1879 Married Caroline Vickery, in Axbridge, one of the Vickery sisters; his brother Albert married another of the sisters.
Albert and his brother William worked together in a Cardiff paper mill. .
1881 Manager of paper mill employing 80 hands, living in Bath with Caroline Reed 24 and Ethel Reed
1891 Paper manufacturer, living in Cullompton, with Caroline Reed 35, Ethel Reed 10, Arthur C Reed 9, Edgar S Reed 7, Herbert S Reed 4, Clifford H Reed 2. Reed's business later became Reed and Smith
1906/07 Mayor of Exeter.
1923 Died in Exeter
The death occurred his residence, Thornlea, Exeter, yesterday morning, of Mr. William Henry Reed. Deceased had suffered from heart trouble for several years, and had been more or less invalid for the last six months. During that time had been gradually getting weaker, but Saturday morning seemed much better. The rally was only temporary, however, and he passed away in his sleep about 6.30 yesterday morning at the 72. He leaves a widow, one daughter (Mrs. Harold C.) and four sons (Messrs. Arthur, Edgar, Herbert, and Douglas Reed). A fifth son, the Rev. C. H. Reed, chaplain H.M. Forces, died the result of war service.
Deceased was for many years an Alderman of the City Council, and in 1904, when the British Medical Association visited Exeter, occupied the Mayoral office. During the time he served a member of the Council Mr. Reed was chairman many important Committees, including the Electricity Committee, and rendered yeoman service in connexion with the extension the Corporation electricity works. As member of the Committee of the Royal Albert Memorial he displayed keen interest in the work of the College and Museum, and recently gave the beautiful mansion Streatham Hall to that authority.
His interest in education was not only local. For 20 years he was Chairman the Governors of Queen's College, Taunton. A Justice of the Peace for Cullompton Petty Sessional Division, he represented that on the County Council for a considerable period.
He was a staunch Wesleyan, and prior the building of the St. Sidwell's Chapel and was a regular attendant the Mint Chapel. He was a generous subscriber to the funds of the St. SidwelJ's Chapel, and upon the completion of the edifice went to worship there.
In 1906 Mr. Reed fought the Tiverton Division as a Liberal in opposition to the late Hon. Lionel Walrond, who was contesting the seat for the first time. Mr. Reed was defeated by 4,455 votes to 3,970.
In early life Mr. Reed was engaged abroad for considerable time, and upon returning to England was actively engaged in the manufacture of paper, being head of the firm of Messrs. Reed and Smith, which had mills at Silverton, Cullompton, and Buckfastleigh, and the Wansborough Paper Co, Watchet.

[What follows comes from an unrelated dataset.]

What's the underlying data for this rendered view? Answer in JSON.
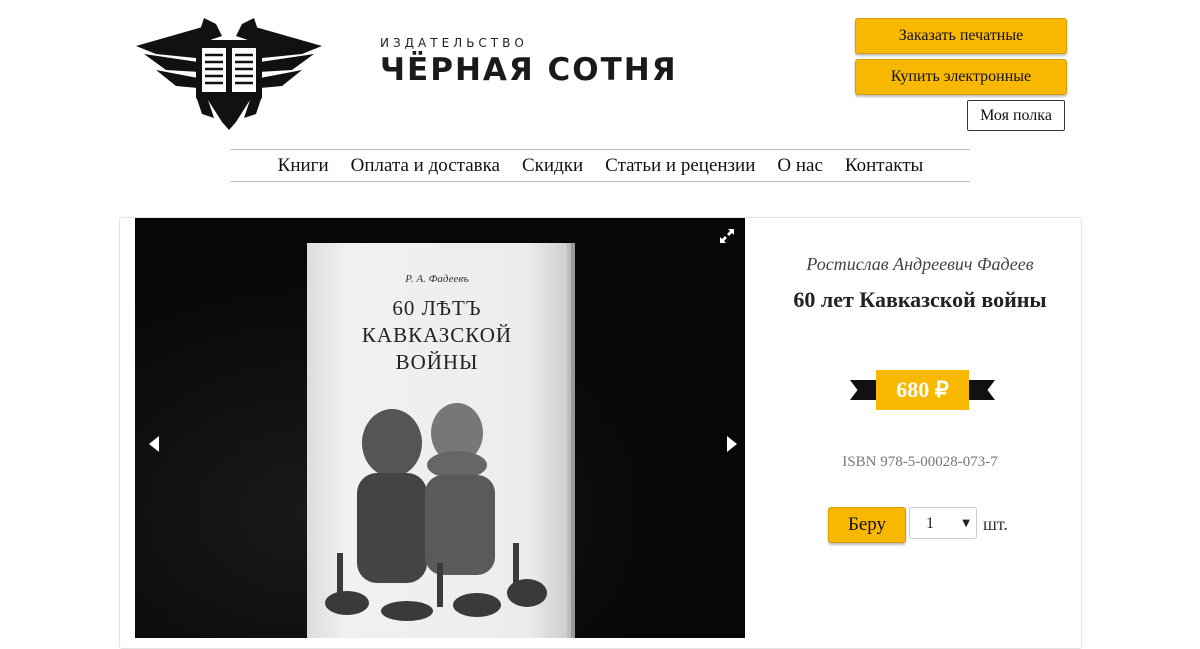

He was proprietor of the "Western Times" and "Evening Echo", which afterwards became amalgamated with the "Devon Express," and, still later, was published as the "Express and Echo."
In conjunction with his brother, Mr. Reed owned forestry plantations in Newfoundland and Canada, but relinquished these interests some years ago.
The funeral will take place at St. Sidwell's Wesleyan Chapel Thursday.